Despite its small size, Panama is one of the most biodiverse places in the world with more plant species than in all of Europe. Our academic expeditions gives you in-depth insights of the natural history and biodiversity of Panama by visiting tropical rainforests, cloud forests, wetlands, mangrove forests and volcanic mountain ranges.
By about 3 million years ago, an isthmus, narrow strip of land with water on either side, had formed connecting North and South America. The formation of the Isthmus of Panama also played a major role in biodiversity, making it easier for animals and plants to migrate between the continents. For instance, in North America today, the opossum, armadillo, and porcupine all trace back to ancestors that came across the land bridge from South America. Likewise, the ancestors of bears, cats, dogs, horses, llamas, and raccoons all made the trek south across the isthmus.
But there is so much more in Panama, as you will discover on this unique academic adventure.
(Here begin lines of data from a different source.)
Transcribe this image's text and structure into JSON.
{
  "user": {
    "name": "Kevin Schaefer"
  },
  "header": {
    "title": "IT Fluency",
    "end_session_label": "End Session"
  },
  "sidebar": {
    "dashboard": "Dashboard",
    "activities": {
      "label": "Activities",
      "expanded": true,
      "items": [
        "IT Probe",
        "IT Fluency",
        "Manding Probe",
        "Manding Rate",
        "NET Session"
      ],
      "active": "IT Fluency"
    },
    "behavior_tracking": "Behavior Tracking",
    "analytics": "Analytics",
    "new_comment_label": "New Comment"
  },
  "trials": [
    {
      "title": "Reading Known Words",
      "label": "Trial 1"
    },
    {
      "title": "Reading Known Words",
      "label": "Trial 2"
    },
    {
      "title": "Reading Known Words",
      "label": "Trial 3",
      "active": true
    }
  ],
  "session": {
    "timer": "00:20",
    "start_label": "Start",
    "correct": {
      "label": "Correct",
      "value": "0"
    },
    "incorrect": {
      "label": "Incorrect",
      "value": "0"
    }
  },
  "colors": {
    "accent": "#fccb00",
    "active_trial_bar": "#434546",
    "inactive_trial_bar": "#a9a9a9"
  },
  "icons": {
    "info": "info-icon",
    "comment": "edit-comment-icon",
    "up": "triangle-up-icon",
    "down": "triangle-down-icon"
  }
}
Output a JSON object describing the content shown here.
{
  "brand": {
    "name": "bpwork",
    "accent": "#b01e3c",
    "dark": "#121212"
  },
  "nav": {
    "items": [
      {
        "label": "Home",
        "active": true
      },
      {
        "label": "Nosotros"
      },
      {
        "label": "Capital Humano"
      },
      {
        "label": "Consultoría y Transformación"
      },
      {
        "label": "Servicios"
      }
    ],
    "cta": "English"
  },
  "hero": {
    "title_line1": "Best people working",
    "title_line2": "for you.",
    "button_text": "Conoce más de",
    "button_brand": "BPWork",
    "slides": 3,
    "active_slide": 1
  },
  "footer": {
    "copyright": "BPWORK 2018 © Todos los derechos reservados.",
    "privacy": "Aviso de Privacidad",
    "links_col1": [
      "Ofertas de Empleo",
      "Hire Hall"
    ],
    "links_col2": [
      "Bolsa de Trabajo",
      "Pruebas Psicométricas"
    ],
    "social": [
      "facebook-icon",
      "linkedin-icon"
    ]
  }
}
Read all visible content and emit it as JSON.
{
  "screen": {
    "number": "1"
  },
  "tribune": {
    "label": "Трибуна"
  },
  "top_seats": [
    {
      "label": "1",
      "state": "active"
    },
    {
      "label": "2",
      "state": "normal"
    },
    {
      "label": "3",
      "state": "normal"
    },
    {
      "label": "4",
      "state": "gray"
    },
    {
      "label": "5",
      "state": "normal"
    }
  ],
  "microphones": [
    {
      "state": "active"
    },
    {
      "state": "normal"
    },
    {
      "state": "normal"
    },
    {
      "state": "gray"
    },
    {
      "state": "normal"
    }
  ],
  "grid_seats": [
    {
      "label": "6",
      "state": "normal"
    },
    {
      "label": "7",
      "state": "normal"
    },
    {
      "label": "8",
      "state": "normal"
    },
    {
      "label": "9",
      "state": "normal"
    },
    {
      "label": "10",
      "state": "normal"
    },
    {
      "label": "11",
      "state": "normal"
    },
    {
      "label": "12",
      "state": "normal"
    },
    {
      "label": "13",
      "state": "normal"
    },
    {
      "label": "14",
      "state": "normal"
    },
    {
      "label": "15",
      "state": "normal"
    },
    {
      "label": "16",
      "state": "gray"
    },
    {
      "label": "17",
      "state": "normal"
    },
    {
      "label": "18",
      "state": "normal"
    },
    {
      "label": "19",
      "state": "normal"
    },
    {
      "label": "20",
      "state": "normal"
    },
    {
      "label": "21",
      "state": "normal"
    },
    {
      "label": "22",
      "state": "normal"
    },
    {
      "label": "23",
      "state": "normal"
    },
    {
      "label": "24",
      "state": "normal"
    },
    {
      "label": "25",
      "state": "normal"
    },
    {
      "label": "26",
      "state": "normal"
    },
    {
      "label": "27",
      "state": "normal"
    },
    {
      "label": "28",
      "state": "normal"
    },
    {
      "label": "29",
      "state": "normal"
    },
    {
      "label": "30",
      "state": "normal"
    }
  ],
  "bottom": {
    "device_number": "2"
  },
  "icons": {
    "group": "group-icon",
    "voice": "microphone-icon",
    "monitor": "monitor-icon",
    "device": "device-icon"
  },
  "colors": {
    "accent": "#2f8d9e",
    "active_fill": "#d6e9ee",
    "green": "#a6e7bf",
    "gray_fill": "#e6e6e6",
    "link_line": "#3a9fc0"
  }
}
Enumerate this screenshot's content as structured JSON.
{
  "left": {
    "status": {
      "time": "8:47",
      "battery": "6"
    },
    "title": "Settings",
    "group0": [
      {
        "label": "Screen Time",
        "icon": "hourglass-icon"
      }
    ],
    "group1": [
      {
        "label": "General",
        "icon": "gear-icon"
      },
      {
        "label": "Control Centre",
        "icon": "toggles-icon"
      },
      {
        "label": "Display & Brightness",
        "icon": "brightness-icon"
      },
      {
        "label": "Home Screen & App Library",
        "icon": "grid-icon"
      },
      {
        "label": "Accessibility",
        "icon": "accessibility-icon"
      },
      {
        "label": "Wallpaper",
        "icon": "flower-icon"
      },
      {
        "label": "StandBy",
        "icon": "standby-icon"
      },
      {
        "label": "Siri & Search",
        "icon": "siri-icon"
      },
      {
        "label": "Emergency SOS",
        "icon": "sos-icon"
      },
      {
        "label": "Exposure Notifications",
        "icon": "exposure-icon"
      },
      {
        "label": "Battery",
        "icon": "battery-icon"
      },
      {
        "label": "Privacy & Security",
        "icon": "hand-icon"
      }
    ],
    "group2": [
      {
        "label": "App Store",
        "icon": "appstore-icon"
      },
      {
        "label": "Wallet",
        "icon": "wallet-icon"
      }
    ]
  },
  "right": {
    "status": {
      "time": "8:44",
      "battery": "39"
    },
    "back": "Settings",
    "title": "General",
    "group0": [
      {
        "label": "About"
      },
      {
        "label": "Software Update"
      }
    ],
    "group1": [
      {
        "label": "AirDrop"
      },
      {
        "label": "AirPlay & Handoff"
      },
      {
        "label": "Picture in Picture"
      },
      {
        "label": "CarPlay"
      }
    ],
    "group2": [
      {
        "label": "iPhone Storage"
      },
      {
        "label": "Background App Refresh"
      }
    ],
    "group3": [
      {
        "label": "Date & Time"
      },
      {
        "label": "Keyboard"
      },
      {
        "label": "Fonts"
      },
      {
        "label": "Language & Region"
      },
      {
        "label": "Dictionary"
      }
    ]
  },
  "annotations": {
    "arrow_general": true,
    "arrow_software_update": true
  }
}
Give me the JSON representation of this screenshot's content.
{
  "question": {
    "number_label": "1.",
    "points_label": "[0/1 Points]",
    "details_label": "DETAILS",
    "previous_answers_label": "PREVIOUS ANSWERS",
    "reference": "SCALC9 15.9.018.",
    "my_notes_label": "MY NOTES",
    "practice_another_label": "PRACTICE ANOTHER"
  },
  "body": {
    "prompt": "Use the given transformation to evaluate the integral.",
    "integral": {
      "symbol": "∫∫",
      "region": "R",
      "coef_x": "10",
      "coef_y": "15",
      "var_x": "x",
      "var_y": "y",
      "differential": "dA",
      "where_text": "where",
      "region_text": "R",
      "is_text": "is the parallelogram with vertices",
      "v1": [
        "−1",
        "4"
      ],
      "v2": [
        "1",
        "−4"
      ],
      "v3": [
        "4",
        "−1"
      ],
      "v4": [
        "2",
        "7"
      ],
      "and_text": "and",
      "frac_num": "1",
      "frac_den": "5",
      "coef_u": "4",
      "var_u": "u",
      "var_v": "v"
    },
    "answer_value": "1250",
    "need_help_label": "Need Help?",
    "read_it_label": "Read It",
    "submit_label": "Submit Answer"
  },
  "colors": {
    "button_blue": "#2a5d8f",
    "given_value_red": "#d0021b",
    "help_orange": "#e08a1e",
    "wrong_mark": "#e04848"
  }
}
Explore the cosmopolitan and vibrant Panama City, learn about the history of the Panama Canal and hike the camino de cruces tail, originally used in the 16th and 17th centuries by Spanish plunderers to haul gold from Peru by mule across the Isthmus of Panama on its way to Spain. You will also discover unique wildlife in lowlands and highlands and depending on your program, you can support the efforts of local biologist by helping with tropical surveys, You will also learn about unique ethnic groups by visiting local indigenous communities.
Please, contact us at email@example.com for details on different programs.
Did you know? Smithsonian biologists were invited to Panama in 1910 during the construction of the Panama Canal. Their surveys of Panama’s flora and fauna were the first steps toward creating a world-class platform for research in the tropics. As a narrow land bridge that separates two oceans and connects the biodiversity of two continents, Panama’s rich ecosystems promises to keep researchers busy for another hundred years.